━━━ Entries provided

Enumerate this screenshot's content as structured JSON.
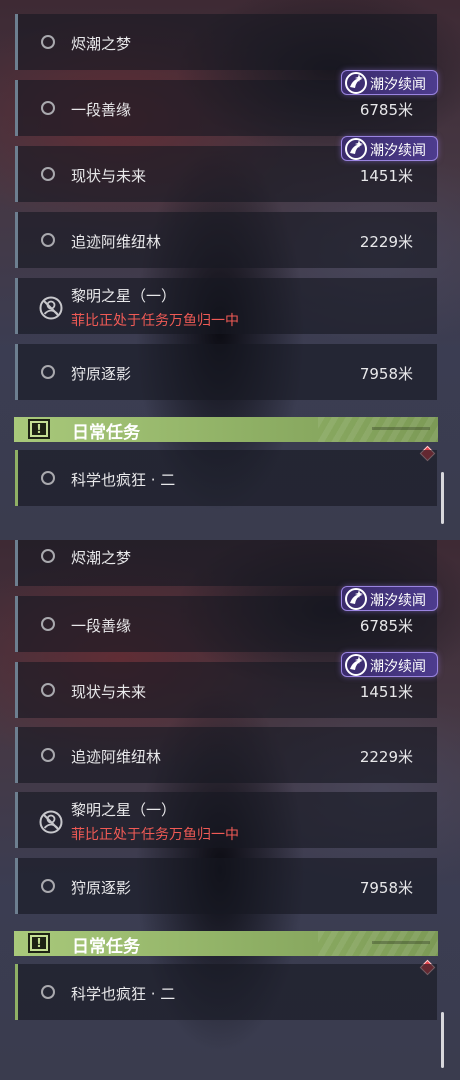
{
  "quests": [
    {
      "name": "烬潮之梦"
    },
    {
      "name": "一段善缘",
      "distance": "6785米",
      "badge": "潮汐续闻"
    },
    {
      "name": "现状与未来",
      "distance": "1451米",
      "badge": "潮汐续闻"
    },
    {
      "name": "追迹阿维纽林",
      "distance": "2229米"
    },
    {
      "name": "黎明之星（一）",
      "note": "菲比正处于任务万鱼归一中",
      "locked": true
    },
    {
      "name": "狩原逐影",
      "distance": "7958米"
    }
  ],
  "daily_section": {
    "title": "日常任务",
    "icon": "alert-icon"
  },
  "daily_quests": [
    {
      "name": "科学也疯狂 · 二"
    }
  ],
  "colors": {
    "accent_green": "#a9c97b",
    "badge_purple": "#4d3c8e",
    "warning_red": "#ef5a55"
  }
}
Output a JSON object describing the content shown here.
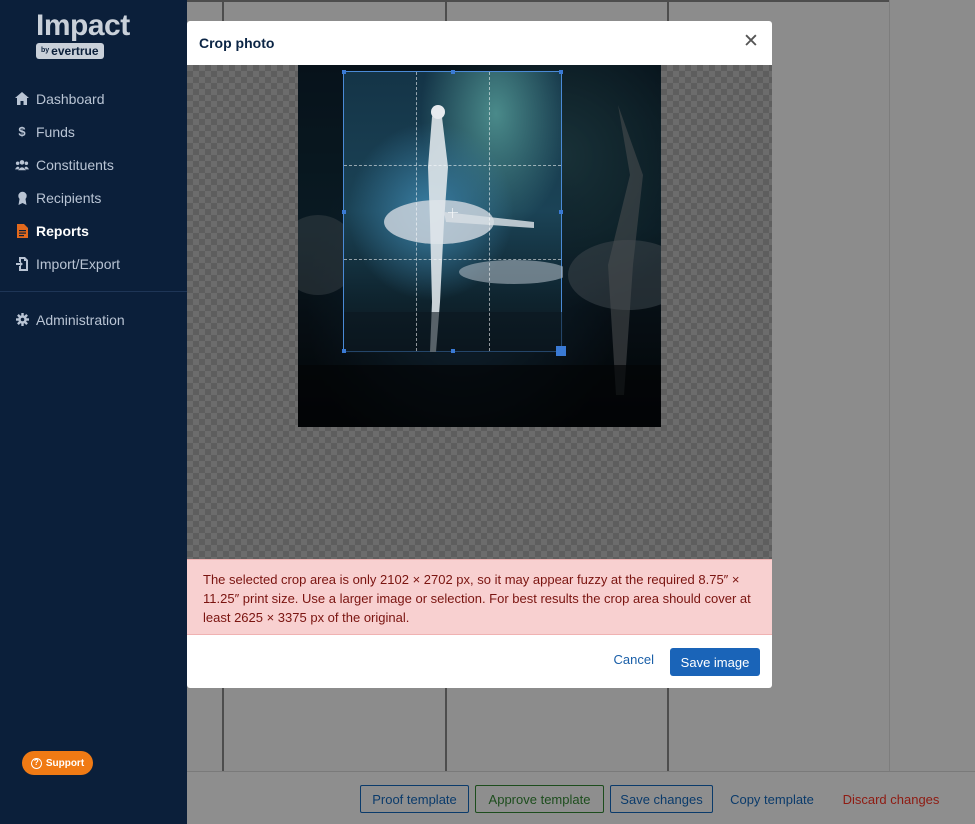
{
  "app": {
    "logo_main": "Impact",
    "logo_by": "by",
    "logo_brand": "evertrue"
  },
  "sidebar": {
    "items": [
      {
        "label": "Dashboard",
        "icon": "home-icon"
      },
      {
        "label": "Funds",
        "icon": "dollar-icon"
      },
      {
        "label": "Constituents",
        "icon": "users-icon"
      },
      {
        "label": "Recipients",
        "icon": "award-icon"
      },
      {
        "label": "Reports",
        "icon": "document-icon",
        "active": true
      },
      {
        "label": "Import/Export",
        "icon": "import-export-icon"
      }
    ],
    "admin": {
      "label": "Administration",
      "icon": "gear-icon"
    },
    "support_label": "Support"
  },
  "modal": {
    "title": "Crop photo",
    "warning": "The selected crop area is only 2102 × 2702 px, so it may appear fuzzy at the required 8.75″ × 11.25″ print size. Use a larger image or selection. For best results the crop area should cover at least 2625 × 3375 px of the original.",
    "cancel_label": "Cancel",
    "save_label": "Save image"
  },
  "toolbar": {
    "proof_label": "Proof template",
    "approve_label": "Approve template",
    "save_label": "Save changes",
    "copy_label": "Copy template",
    "discard_label": "Discard changes"
  },
  "colors": {
    "sidebar_bg": "#0b1f3a",
    "accent_blue": "#1a64b8",
    "warning_bg": "#f8d0d0",
    "support_orange": "#f07a14"
  }
}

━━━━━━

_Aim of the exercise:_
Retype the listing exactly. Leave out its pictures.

_Solution:_
Enumerate this screenshot's content as structured JSON.
{
  "quests": [
    {
      "name": "烬潮之梦"
    },
    {
      "name": "一段善缘",
      "distance": "6785米",
      "badge": "潮汐续闻"
    },
    {
      "name": "现状与未来",
      "distance": "1451米",
      "badge": "潮汐续闻"
    },
    {
      "name": "追迹阿维纽林",
      "distance": "2229米"
    },
    {
      "name": "黎明之星（一）",
      "note": "菲比正处于任务万鱼归一中",
      "locked": true
    },
    {
      "name": "狩原逐影",
      "distance": "7958米"
    }
  ],
  "daily_section": {
    "title": "日常任务",
    "icon": "alert-icon"
  },
  "daily_quests": [
    {
      "name": "科学也疯狂 · 二"
    }
  ],
  "colors": {
    "accent_green": "#a9c97b",
    "badge_purple": "#4d3c8e",
    "warning_red": "#ef5a55"
  }
}
Output a JSON object describing the content shown here.
{
  "app": {
    "logo_main": "Impact",
    "logo_by": "by",
    "logo_brand": "evertrue"
  },
  "sidebar": {
    "items": [
      {
        "label": "Dashboard",
        "icon": "home-icon"
      },
      {
        "label": "Funds",
        "icon": "dollar-icon"
      },
      {
        "label": "Constituents",
        "icon": "users-icon"
      },
      {
        "label": "Recipients",
        "icon": "award-icon"
      },
      {
        "label": "Reports",
        "icon": "document-icon",
        "active": true
      },
      {
        "label": "Import/Export",
        "icon": "import-export-icon"
      }
    ],
    "admin": {
      "label": "Administration",
      "icon": "gear-icon"
    },
    "support_label": "Support"
  },
  "modal": {
    "title": "Crop photo",
    "warning": "The selected crop area is only 2102 × 2702 px, so it may appear fuzzy at the required 8.75″ × 11.25″ print size. Use a larger image or selection. For best results the crop area should cover at least 2625 × 3375 px of the original.",
    "cancel_label": "Cancel",
    "save_label": "Save image"
  },
  "toolbar": {
    "proof_label": "Proof template",
    "approve_label": "Approve template",
    "save_label": "Save changes",
    "copy_label": "Copy template",
    "discard_label": "Discard changes"
  },
  "colors": {
    "sidebar_bg": "#0b1f3a",
    "accent_blue": "#1a64b8",
    "warning_bg": "#f8d0d0",
    "support_orange": "#f07a14"
  }
}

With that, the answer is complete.